If Sam's situation follows the Ashes to Ashes continuity, then it's possible that he really did witness Annie's murder at the hands of Vic Tyler.
And if Sam is back in time, then when his younger self doesn't witness the attack because of his own intervention, it's possible he may lose the memories he himself has of the event because it has now never happened - of course the time travel part has pretty much been jossed.
The characters in Life on Mars are Roundworld expies of Discworld Characters.
Anyone who's read any of the City Watch books can easily identify the 4 main watchmen. Chris and Ray are Nobby and Colon (or Colon and Nobby), Sam is Carrot, and Gene is a more violent version of Vimes.
- And for a bonus point, Policemen time travelling? Nightwatch, anyone?

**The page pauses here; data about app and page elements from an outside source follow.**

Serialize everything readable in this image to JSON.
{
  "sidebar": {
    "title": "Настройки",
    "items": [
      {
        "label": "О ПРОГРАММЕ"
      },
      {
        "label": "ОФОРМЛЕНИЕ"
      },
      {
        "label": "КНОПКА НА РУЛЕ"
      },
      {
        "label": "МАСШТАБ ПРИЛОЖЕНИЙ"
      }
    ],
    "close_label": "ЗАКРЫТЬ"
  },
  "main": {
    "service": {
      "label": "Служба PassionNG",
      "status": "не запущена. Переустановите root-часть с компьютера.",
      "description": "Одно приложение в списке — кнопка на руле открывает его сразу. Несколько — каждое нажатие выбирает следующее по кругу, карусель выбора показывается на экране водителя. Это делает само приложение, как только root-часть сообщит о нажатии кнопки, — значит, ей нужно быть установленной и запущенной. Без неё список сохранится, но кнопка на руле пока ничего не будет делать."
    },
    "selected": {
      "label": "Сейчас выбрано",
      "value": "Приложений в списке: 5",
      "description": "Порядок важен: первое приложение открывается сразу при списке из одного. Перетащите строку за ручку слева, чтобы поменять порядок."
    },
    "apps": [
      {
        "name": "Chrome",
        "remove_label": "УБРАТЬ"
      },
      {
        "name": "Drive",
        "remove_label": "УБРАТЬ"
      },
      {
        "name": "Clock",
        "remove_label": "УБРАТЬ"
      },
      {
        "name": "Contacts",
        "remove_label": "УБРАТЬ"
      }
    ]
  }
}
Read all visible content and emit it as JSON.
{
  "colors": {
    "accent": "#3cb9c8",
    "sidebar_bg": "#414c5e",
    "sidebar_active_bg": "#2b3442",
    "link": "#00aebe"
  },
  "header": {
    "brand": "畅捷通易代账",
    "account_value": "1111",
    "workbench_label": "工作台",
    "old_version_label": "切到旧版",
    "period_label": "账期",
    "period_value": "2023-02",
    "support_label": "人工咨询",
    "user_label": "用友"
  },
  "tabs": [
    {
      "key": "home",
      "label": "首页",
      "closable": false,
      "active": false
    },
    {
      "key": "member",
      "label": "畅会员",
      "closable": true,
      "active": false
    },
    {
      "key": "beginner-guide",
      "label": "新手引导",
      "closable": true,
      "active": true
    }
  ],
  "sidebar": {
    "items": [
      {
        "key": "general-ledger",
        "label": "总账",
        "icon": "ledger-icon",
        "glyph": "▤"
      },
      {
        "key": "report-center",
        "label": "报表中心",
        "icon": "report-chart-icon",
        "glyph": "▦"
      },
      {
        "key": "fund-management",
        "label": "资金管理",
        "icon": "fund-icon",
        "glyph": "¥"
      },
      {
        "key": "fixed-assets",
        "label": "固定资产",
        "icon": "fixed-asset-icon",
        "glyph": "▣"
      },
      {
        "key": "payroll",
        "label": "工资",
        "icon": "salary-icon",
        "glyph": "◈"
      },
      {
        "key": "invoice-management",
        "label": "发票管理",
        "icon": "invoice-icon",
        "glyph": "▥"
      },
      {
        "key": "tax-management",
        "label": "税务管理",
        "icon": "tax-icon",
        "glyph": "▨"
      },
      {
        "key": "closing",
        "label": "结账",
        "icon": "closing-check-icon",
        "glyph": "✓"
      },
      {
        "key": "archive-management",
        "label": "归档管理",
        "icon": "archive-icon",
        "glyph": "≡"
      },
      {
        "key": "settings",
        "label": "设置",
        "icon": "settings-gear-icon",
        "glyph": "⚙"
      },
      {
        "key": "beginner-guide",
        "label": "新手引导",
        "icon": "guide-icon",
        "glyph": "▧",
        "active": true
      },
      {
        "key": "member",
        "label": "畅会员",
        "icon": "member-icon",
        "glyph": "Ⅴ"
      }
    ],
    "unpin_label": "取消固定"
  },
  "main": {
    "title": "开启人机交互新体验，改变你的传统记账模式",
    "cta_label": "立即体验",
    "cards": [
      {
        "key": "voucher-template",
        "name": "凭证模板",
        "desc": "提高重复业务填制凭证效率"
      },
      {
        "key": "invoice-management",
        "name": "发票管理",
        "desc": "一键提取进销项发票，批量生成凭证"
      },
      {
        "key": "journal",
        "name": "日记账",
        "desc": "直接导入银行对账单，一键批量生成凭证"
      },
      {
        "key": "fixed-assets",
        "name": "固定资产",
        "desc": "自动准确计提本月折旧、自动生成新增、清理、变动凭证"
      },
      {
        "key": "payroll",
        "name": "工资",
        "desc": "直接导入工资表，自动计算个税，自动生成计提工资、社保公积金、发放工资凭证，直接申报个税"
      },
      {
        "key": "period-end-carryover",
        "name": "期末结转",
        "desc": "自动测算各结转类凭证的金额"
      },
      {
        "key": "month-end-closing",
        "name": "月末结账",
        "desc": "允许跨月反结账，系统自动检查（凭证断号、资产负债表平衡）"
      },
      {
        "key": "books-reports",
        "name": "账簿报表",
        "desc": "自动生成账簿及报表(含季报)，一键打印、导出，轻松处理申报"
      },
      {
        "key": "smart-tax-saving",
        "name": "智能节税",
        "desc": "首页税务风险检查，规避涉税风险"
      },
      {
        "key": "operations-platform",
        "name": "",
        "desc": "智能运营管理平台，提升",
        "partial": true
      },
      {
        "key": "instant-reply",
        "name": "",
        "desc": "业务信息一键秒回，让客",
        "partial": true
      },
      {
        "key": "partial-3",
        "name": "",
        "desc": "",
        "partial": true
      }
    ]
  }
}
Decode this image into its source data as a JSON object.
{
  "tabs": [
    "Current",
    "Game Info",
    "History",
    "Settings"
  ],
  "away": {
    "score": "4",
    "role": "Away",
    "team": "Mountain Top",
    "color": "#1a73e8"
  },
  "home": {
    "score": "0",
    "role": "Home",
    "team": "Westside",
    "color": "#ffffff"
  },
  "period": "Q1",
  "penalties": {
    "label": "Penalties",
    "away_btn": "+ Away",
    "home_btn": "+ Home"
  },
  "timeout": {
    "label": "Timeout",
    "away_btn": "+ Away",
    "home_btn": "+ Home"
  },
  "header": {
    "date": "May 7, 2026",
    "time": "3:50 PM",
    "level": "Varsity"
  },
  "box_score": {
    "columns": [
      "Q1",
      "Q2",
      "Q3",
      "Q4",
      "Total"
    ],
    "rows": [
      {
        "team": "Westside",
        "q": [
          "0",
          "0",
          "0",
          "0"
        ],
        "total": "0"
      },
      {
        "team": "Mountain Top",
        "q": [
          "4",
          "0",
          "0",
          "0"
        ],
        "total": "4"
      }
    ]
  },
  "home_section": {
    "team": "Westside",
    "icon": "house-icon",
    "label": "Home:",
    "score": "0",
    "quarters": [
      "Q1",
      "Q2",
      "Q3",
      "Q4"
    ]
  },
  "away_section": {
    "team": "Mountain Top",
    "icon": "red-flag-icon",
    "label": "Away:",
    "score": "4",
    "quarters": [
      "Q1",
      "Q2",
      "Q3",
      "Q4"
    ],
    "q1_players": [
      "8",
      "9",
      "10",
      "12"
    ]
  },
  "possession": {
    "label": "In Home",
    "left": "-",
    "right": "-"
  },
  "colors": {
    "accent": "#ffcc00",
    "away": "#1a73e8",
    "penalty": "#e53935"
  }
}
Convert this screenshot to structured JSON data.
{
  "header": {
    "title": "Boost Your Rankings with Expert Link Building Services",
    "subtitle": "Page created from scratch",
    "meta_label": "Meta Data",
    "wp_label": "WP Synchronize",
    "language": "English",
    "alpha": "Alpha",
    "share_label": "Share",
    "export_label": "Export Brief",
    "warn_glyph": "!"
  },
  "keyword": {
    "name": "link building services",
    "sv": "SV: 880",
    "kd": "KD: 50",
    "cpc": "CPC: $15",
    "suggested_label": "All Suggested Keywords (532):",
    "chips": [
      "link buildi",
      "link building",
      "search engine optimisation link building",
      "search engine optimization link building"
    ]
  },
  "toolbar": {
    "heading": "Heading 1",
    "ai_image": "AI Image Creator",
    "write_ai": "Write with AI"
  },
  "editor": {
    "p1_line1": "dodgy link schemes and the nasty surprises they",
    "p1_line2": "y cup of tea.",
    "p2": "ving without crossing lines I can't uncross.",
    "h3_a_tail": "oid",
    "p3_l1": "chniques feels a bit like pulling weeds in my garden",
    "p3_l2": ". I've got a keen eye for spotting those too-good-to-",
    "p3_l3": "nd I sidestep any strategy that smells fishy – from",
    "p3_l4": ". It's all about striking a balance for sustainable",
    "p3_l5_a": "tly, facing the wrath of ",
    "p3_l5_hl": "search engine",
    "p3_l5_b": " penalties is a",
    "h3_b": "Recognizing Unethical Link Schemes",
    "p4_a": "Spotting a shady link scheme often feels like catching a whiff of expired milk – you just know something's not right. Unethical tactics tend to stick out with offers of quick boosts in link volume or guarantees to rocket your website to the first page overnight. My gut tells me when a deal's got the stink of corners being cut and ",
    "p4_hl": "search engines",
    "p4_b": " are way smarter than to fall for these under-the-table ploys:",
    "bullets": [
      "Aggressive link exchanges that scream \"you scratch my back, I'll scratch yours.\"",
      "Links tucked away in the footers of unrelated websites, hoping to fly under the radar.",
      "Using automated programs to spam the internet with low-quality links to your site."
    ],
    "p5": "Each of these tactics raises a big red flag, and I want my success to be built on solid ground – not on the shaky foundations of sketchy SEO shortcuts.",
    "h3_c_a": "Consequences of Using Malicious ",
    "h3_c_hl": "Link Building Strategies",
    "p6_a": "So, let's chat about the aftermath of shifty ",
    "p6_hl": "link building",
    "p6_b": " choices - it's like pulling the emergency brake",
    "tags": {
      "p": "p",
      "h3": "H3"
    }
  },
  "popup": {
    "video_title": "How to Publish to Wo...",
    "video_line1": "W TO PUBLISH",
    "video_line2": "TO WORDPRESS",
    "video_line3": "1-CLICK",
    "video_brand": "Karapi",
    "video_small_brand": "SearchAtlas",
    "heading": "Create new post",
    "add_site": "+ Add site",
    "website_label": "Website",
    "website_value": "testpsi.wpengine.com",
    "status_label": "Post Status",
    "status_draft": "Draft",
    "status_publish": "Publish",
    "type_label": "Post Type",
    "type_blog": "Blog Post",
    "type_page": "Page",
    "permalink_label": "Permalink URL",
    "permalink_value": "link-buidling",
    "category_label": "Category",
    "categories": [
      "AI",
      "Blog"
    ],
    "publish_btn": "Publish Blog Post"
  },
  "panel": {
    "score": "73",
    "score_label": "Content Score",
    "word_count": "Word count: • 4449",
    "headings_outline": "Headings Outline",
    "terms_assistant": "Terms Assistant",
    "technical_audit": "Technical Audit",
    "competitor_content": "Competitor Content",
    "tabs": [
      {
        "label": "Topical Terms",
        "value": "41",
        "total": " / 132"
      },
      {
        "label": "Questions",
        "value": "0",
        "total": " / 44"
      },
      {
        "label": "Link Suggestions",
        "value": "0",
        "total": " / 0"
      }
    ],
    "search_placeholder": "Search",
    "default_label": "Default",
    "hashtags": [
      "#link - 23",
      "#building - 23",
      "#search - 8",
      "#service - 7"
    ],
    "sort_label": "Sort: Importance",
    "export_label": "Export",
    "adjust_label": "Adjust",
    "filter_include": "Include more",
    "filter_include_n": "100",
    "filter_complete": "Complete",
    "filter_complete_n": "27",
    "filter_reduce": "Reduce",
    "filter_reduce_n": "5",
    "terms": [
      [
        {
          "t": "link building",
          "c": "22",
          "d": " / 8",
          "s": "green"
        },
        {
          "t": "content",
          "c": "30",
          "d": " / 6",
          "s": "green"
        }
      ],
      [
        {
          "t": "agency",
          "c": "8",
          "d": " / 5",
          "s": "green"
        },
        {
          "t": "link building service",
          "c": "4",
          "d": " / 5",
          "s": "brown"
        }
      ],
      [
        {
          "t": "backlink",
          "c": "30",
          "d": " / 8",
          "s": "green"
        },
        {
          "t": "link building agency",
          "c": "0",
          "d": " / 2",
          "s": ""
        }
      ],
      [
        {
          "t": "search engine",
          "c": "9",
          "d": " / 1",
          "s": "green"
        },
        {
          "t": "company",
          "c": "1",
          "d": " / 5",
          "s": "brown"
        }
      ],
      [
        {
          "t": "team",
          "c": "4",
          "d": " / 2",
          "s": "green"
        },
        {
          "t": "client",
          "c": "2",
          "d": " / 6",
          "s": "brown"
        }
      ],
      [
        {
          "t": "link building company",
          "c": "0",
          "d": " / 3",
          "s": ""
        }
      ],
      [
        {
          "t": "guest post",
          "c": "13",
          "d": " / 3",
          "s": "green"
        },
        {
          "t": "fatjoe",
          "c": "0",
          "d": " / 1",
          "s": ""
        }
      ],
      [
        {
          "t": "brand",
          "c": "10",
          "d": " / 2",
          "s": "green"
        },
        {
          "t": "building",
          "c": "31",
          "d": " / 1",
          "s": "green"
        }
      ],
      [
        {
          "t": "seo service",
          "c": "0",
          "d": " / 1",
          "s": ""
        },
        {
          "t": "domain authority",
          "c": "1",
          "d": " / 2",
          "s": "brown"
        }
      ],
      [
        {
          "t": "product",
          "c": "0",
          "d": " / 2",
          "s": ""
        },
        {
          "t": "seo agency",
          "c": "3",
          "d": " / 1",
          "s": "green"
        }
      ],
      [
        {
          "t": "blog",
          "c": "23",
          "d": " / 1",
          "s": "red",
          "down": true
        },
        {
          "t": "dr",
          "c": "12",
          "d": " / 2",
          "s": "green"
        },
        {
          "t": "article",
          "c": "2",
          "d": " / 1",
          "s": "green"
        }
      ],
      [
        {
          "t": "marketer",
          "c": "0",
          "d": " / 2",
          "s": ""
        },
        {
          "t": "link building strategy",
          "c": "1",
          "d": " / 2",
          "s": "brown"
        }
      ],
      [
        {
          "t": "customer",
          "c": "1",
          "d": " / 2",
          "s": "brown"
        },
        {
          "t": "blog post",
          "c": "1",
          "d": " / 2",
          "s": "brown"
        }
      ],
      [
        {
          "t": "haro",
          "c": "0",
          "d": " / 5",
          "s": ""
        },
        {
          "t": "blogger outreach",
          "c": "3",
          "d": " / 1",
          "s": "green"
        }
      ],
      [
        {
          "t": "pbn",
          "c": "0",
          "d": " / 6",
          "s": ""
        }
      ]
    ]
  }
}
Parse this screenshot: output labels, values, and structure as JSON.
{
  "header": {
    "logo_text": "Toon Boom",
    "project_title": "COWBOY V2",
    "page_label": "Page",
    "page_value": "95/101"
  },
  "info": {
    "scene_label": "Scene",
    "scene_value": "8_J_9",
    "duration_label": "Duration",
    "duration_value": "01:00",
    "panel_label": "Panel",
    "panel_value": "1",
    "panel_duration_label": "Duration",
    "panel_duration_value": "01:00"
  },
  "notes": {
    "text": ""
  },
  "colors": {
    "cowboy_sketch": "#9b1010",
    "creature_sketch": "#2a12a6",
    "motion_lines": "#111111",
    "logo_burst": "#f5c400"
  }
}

This series is actually set in the same reality as Some Mothers Do 'Ave 'Em
See Some Mothers Do 'Ave 'Em
There really is a cosmic force in Manchester which takes people back in time to right past wrongs.
Possibly wishful thinking given the ending of the series where he is seen committing suicide in 2006 after waking up
and in Ashes to Ashes
where it's revealed all the characters are dead and in some sort of purgatory for coppers
which doesn't really sit easy with this troper. But as well, the twist with Frank Morgan and the graveyard scene does seem like something it's difficult to make up, even if it is brought across as a false reveal.
In order to maintain this version of events, Sam would have to have dreamed up Alex Drake, who is briefly referenced in the final episode as a police psychologist researching Sam's experiences for a project. Which in turn would make the whole of Ashes to Ashes nothing more than a series of recurring dreams Sam has as well- maybe he starts fantasising about her (which does make things a little worrying, but might explain why she wakes up in '81 dressed as a prostitute?) and turning her into some sort of recurring character in a situation like his own, playing out the story in his mind. (Maybe I'm inserting too much of myself here- I do this sort of thing all the time, but most people probably wouldn't)
Of course that would mean our entire future is merely a product of Sam's fevered imagination as well, and that's a pretty tall order. A 1973 person's imagined version of the future would probably look terribly Zeerust-y
to us. Unless it's just a reflection of the future he hopes to see- with the police force cleared out of bad cop types like Gene Hunt and co. and the assorted problems of the day fixed.